Some of Toronto’s best and brightest sales leaders gathered last night for our Modern Sales Professionals salon, “Building a Revenue Ops Team.” We spent the evening discussing key questions about what revenue ops means in 2019, why it’s important, and what companies are doing to make it happen.
In the spirit of knowledge-sharing that makes MSP such a great community, we wanted to pass along our top insights from the evening.
#1 Company-Wide Communication is a Must
Last night, numerous leaders said that company-wide communication is critical for revenue ops success. Too often, while revenue operations teams work hard to create meaningful metrics as efficiently as possible, siloed departments are doing back-of-the-napkin calculations on their own.
But it’s not just about how reports are generated. Revenue operations is based on an overall strategic vision. The best rev ops teams do active internal research—determining what questions to ask sales, marketing, and customer success, gathering the information they need, and executing on what they find.
Not only do executives need to buy in to the revenue ops agenda—they also need to ensure that everyone in the company understands its value, purpose, and responsibilities.
#2 Toronto Companies are Taking a Different Approach to Rev Ops Teams
When we held our San Francisco salon on this same topic, most companies in the room followed a cookie-cutter revenue operations structure from early on, with many hiring a C-level role by the time they’d reached $8-10 million in annual revenue.
In contrast, companies in last night’s Toronto crowd seemed to take a different approach. Most leaders we talked to reported bootstrapping operations until annual revenue well exceeds $10 million. A common approach among those present was assigning administrative operations responsibilities to a high-achieving SDR for a portion of their role until the company grows.
#3 Defining Success Metrics is at the Heart of Revenue Operations
There was widespread agreement that the key role of revenue operations is to define how success will be measured throughout the sales and marketing pipeline.
The job of revenue operations is, leaders said, to ask questions about the funnel as a whole.
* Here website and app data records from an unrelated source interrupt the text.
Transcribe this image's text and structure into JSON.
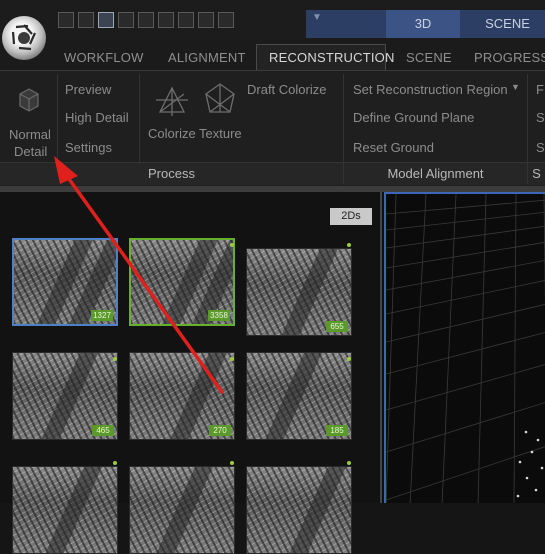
{
  "title_tabs": {
    "view_3d": "3D",
    "scene": "SCENE"
  },
  "ribbon_tabs": [
    {
      "label": "WORKFLOW"
    },
    {
      "label": "ALIGNMENT"
    },
    {
      "label": "RECONSTRUCTION",
      "active": true
    },
    {
      "label": "SCENE"
    },
    {
      "label": "PROGRESS"
    }
  ],
  "process_group": {
    "normal_detail": [
      "Normal",
      "Detail"
    ],
    "preview": "Preview",
    "high_detail": "High Detail",
    "settings": "Settings",
    "colorize": "Colorize",
    "texture": "Texture",
    "draft_colorize": "Draft Colorize",
    "label": "Process"
  },
  "model_alignment_group": {
    "set_region": "Set Reconstruction Region",
    "define_ground": "Define Ground Plane",
    "reset_ground": "Reset Ground",
    "label": "Model Alignment"
  },
  "truncated_group": {
    "letters": [
      "F",
      "S",
      "S",
      "S"
    ]
  },
  "images_panel": {
    "badge": "2Ds",
    "thumbnails": [
      {
        "count": "1327",
        "selected": "blue"
      },
      {
        "count": "3358",
        "selected": "green"
      },
      {
        "count": "655"
      },
      {
        "count": "465"
      },
      {
        "count": "270"
      },
      {
        "count": "185"
      },
      {
        "count": ""
      },
      {
        "count": ""
      },
      {
        "count": ""
      }
    ]
  },
  "colors": {
    "accent_blue": "#3e66b8",
    "title_blue": "#2c3e63",
    "selection_green": "#66b030",
    "annotation_red": "#e0201c"
  }
}
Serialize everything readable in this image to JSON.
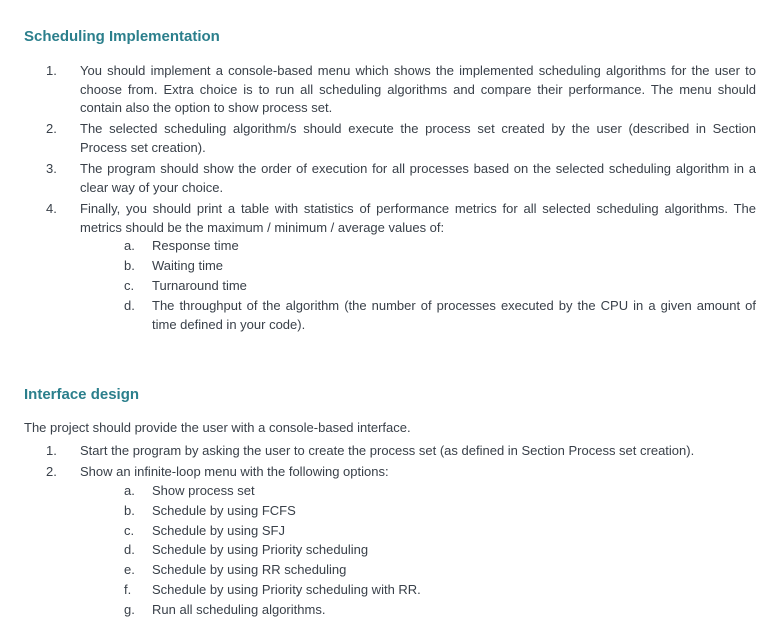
{
  "section1": {
    "heading": "Scheduling Implementation",
    "items": [
      {
        "marker": "1.",
        "text": "You should implement a console-based menu which shows the implemented scheduling algorithms for the user to choose from. Extra choice is to run all scheduling algorithms and compare their performance. The menu should contain also the option to show process set."
      },
      {
        "marker": "2.",
        "text": "The selected scheduling algorithm/s should execute the process set created by the user (described in Section Process set creation)."
      },
      {
        "marker": "3.",
        "text": "The program should show the order of execution for all processes based on the selected scheduling algorithm in a clear way of your choice."
      },
      {
        "marker": "4.",
        "text": "Finally, you should print a table with statistics of performance metrics for all selected scheduling algorithms. The metrics should be the maximum / minimum / average values of:",
        "sub": [
          {
            "marker": "a.",
            "text": "Response time"
          },
          {
            "marker": "b.",
            "text": "Waiting time"
          },
          {
            "marker": "c.",
            "text": "Turnaround time"
          },
          {
            "marker": "d.",
            "text": "The throughput of the algorithm (the number of processes executed by the CPU in a given amount of time defined in your code)."
          }
        ]
      }
    ]
  },
  "section2": {
    "heading": "Interface design",
    "intro": "The project should provide the user with a console-based interface.",
    "items": [
      {
        "marker": "1.",
        "text": "Start the program by asking the user to create the process set (as defined in Section Process set creation)."
      },
      {
        "marker": "2.",
        "text": "Show an infinite-loop menu with the following options:",
        "sub": [
          {
            "marker": "a.",
            "text": "Show process set"
          },
          {
            "marker": "b.",
            "text": "Schedule by using FCFS"
          },
          {
            "marker": "c.",
            "text": "Schedule by using SFJ"
          },
          {
            "marker": "d.",
            "text": "Schedule by using Priority scheduling"
          },
          {
            "marker": "e.",
            "text": "Schedule by using RR scheduling"
          },
          {
            "marker": "f.",
            "text": "Schedule by using Priority scheduling with RR."
          },
          {
            "marker": "g.",
            "text": "Run all scheduling algorithms."
          }
        ]
      }
    ]
  }
}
How are the different pieces of our funnel working, from awareness all the way to renewal? Where are the bottlenecks? How can we create processes that allow us to repeat what is working, and improve on what isn’t?
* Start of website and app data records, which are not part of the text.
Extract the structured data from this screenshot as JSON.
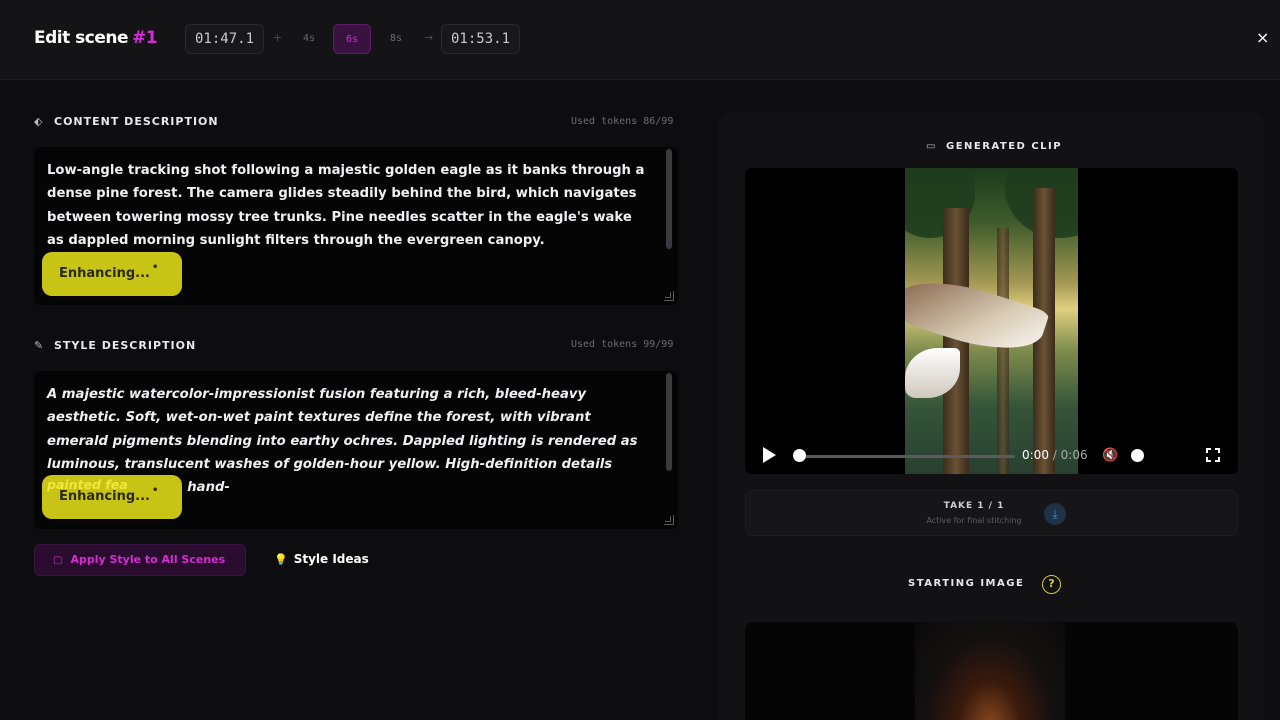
{
  "header": {
    "title": "Edit scene",
    "scene_number": "#1",
    "start_time": "01:47.1",
    "plus": "+",
    "durations": [
      "4s",
      "6s",
      "8s"
    ],
    "active_duration": "6s",
    "arrow": "→",
    "end_time": "01:53.1",
    "close_label": "×"
  },
  "content": {
    "label": "CONTENT DESCRIPTION",
    "tokens": "Used tokens 86/99",
    "text": "Low-angle tracking shot following a majestic golden eagle as it banks through a dense pine forest. The camera glides steadily behind the bird, which navigates between towering mossy tree trunks. Pine needles scatter in the eagle's wake as dappled morning sunlight filters through the evergreen canopy.",
    "enhancing_label": "Enhancing...",
    "icon": "tag-icon"
  },
  "style": {
    "label": "STYLE DESCRIPTION",
    "tokens": "Used tokens 99/99",
    "text": "A majestic watercolor-impressionist fusion featuring a rich, bleed-heavy aesthetic. Soft, wet-on-wet paint textures define the forest, with vibrant emerald pigments blending into earthy ochres. Dappled lighting is rendered as luminous, translucent washes of golden-hour yellow. High-definition details focus on intricate, hand-",
    "overflow_text": "painted fea",
    "enhancing_label": "Enhancing...",
    "icon": "brush-icon"
  },
  "actions": {
    "apply_style": "Apply Style to All Scenes",
    "style_ideas": "Style Ideas"
  },
  "clip": {
    "label": "GENERATED CLIP",
    "current_time": "0:00",
    "total_time": "/ 0:06",
    "progress": 0,
    "take_label": "TAKE 1 / 1",
    "take_sub": "Active for final stitching"
  },
  "starting_image": {
    "label": "STARTING IMAGE",
    "help": "?"
  },
  "colors": {
    "accent_magenta": "#d62ad6",
    "enhance_yellow": "#c8c416",
    "background": "#0d0d0f"
  }
}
But you don’t need a formal revenue ops team to reap the benefits of this approach. Even small startups can adopt a revenue ops ethos to determine their KPIs. Determining key metrics throughout the end-to-end pipeline is something any savvy CEO can do—especially with some outside help.
#4 Outsourcing is a Game Changer
One leader said that looking for the perfect revenue ops hire feels like “looking for a unicorn.” And it’s true. Finding someone with both technical proficiency and sharp strategic skills is near impossible.
This is why many of our leaders reported outsourcing key aspects of revenue ops to get things off the ground. Most commonly, leaders spoke of outsourcing Salesforce CRM administrative, architectural, and development work. (In other words—cleaning up the system and simply “getting it to work.”)
One of the biggest stumbling blocks our leaders said they face is poor integration of core tools, such as sales engagement, with the core CRM. A poorly integrated stack causes major headaches and can stop even the most sophisticated rev ops machine in its tracks.
Using a consultancy or freelancer is a great way to get moving without committing to a new hire.
Do you agree with what our group had to say? What are your core challenges with revenue operations? We’d love to hear from you. Email us at firstname.lastname@example.org.